Search the data below for the word "votre" and copy each line that holds it.

**** Supplied information ****

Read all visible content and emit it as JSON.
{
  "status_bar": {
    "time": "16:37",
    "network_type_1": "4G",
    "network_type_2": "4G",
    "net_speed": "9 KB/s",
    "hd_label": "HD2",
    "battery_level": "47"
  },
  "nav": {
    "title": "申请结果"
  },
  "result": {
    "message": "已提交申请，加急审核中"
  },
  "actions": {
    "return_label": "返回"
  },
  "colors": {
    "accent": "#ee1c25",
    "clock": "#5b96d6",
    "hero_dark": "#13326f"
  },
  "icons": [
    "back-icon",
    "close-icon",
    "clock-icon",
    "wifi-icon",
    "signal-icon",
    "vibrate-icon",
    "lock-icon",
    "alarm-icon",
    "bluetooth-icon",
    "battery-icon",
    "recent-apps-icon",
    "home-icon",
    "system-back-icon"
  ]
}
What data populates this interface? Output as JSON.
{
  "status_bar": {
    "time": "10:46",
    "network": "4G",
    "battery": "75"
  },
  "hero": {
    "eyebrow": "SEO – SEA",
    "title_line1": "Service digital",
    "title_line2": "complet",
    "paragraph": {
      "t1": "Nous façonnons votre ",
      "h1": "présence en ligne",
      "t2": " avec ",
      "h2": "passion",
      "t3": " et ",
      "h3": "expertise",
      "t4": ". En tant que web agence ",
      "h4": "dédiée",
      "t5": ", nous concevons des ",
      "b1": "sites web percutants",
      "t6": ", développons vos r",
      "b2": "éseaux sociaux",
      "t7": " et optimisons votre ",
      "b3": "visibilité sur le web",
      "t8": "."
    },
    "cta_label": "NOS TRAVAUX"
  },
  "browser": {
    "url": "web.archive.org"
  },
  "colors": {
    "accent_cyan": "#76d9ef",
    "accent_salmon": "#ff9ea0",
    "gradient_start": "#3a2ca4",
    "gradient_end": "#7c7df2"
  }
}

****

Answer below >>
      "t1": "Nous façonnons votre ",
      "t7": " et optimisons votre ",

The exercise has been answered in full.